“Managers light a fire under people. Leaders light a fire in people” Kathy Austin
Anthropologists talk about the importance of the chief in primitive times. The chief would be the one to light the fire for the tribe. The fire provided warmth, a gathering place for the tribe and a light to lift the darkness. When I was a little girl, I stayed at my gran’s old house that had an open coal fire. If you didn’t light the fire, there was no heating or hot water. Gran was a tough character who’d lived through the London blitz, so it was nothing for her to haul coal from the bunker at 5am and get the fire going. The day didn’t start properly without lighting the fire.
Good leadership is critically important to light the fire for successful corporate partnerships. It’s not the same as lighting a fire under people. This typically happens with unrealistic KPIs, pressure for sales over relationships and a focus on short term wins. It’s a guaranteed way to squash the talent and enthusiasm of your best people.
If you’re an NFP leader, how can you light the fire for your team to be successful in partnerships?
Set a clear and ambitious vision
If you don’t know where you’re going, how can you ask a corporate partner to come on the journey with you? Too many times we encounter charities that tell a great story about what they do, but don’t have a clear understanding of what the future looks like. Your vision could be as bold as “Kiss Goodbye to MS” or “Eliminate cervical cancer by 2030”. It needs to inspire your potential partners and describe the clear end point for success. The gap between your current state and the future ambition is where you invite the corporate partner to collaborate on the journey.
Build a system to sustain a partnership
You’ve hired some great partnership managers and they are bringing in new opportunities. But if you want to sustain a partnership, you need to ensure that you have the right system in place. That includes a process for relationship management that is commonly understood, the right KPIs to ensure a whole of organisation support for partnerships and a culture that embraces the full range of value that a corporate partnership brings. It’s not enough to rely on the talent of a few partnerships people. Leaders need to build the scaffolding that enables partnerships to be sustained and grow for years to come.
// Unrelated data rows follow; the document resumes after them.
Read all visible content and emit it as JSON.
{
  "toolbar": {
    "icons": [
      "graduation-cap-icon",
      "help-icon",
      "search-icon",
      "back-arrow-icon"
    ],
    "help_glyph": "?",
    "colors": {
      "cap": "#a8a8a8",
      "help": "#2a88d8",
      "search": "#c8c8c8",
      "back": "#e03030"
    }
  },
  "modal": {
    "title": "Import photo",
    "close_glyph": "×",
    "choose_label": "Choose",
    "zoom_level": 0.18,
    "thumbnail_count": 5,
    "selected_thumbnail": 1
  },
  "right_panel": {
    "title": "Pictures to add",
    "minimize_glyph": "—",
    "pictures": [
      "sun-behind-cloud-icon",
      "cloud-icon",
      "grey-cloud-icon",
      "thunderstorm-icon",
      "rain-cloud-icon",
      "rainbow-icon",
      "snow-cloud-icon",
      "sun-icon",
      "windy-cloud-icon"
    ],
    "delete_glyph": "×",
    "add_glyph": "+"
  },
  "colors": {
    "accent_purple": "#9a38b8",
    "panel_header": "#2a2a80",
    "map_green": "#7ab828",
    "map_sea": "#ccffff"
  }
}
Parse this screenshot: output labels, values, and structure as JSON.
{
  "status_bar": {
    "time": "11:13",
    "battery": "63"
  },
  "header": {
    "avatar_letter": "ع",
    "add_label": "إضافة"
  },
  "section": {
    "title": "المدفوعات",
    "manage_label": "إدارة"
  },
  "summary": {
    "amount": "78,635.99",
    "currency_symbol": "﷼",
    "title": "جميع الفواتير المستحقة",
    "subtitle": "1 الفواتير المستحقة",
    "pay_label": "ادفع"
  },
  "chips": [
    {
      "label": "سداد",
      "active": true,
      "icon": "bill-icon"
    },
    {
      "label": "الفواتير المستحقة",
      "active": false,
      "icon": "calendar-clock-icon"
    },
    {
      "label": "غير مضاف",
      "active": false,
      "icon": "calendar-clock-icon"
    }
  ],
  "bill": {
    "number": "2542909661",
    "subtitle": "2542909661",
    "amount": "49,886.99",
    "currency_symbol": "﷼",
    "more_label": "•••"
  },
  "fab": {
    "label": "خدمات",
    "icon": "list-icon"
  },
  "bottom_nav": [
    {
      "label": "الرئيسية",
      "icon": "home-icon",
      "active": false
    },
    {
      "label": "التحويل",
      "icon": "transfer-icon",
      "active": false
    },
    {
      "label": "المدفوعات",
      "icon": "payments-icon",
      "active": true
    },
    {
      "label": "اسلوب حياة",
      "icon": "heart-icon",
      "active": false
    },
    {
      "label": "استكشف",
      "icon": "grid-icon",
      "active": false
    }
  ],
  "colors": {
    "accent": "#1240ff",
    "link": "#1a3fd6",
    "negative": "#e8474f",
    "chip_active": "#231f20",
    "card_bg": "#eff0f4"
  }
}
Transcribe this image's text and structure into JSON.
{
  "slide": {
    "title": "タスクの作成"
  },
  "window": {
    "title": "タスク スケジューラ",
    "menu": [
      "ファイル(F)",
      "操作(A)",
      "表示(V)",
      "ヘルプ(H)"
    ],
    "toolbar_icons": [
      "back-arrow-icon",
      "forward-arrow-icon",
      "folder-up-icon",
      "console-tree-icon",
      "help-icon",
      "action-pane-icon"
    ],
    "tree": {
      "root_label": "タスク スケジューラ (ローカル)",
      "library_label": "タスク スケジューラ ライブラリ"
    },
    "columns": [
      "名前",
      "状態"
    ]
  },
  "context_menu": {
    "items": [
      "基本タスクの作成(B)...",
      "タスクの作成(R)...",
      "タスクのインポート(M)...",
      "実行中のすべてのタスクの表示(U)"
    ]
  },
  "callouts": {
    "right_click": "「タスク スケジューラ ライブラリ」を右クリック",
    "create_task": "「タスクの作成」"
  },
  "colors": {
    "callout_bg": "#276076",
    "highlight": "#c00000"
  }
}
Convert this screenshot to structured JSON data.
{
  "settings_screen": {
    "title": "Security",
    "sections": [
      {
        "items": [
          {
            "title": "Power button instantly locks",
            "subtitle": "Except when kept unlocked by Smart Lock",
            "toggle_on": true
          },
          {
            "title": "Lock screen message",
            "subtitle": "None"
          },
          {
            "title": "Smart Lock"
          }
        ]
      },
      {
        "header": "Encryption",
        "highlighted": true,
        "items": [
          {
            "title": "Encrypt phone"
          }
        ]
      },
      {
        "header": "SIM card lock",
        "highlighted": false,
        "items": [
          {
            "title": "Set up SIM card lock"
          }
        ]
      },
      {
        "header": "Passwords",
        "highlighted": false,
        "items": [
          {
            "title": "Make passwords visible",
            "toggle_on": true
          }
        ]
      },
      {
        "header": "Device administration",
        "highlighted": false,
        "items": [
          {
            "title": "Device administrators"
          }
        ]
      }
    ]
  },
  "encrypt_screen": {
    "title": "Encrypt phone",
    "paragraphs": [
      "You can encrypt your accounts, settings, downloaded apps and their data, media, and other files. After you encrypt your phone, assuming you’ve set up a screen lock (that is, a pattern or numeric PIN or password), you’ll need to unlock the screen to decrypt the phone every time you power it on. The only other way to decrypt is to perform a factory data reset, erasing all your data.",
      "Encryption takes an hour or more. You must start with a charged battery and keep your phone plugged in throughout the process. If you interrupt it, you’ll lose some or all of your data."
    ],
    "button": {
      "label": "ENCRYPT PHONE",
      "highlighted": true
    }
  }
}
The long-term cost of short-term thinking
You need money, you have a funding gap, and you need action urgently. Your response is to put pressure on the partnerships team to bring in cash, fast. We understand that times can be tough but putting a fire under your partnership people is not the answer. The pressure for quick cash usually results in lots of low value, high resource, transactional partnerships. It gives a quick sugar hit, but those relationships are energy suckers, taking away time from developing more strategic and valuable partnerships. It’s also demoralising for your hard-working partnerships team. It’s interesting that NFPs taking this approach claim they need the money and don’t have time to wait. But they can find the time and money to do it over again when partnerships fall over or the team turnover increases.
Avoiding partnership envy
You’re in a restaurant and you’ve just placed your order. But then you see the waiter placing a delicious looking meal at the next table- and wish you had what they’re having. We see well- meaning partnership suggestions from leadership all the time. The sticky note on a partnership manager’s desk, accompanied by a press release from another charity. Can’t we have one of these too? The better question to ask is “do we know which partners are the best fit for us?”. It’s one thing to be inspired by others’ success- and quite another to think you can just replicate it. Supporting your partnership managers to identify the right strategic corporate partners for your organisation is the most effective way to win a significant partnership.
You need to light the fire for corporate partnerships, not light the fire under the feet of your partnership managers. Then you’ll feel the warmth of growing relationships, not the stampede of good people hot footing out of your organisation.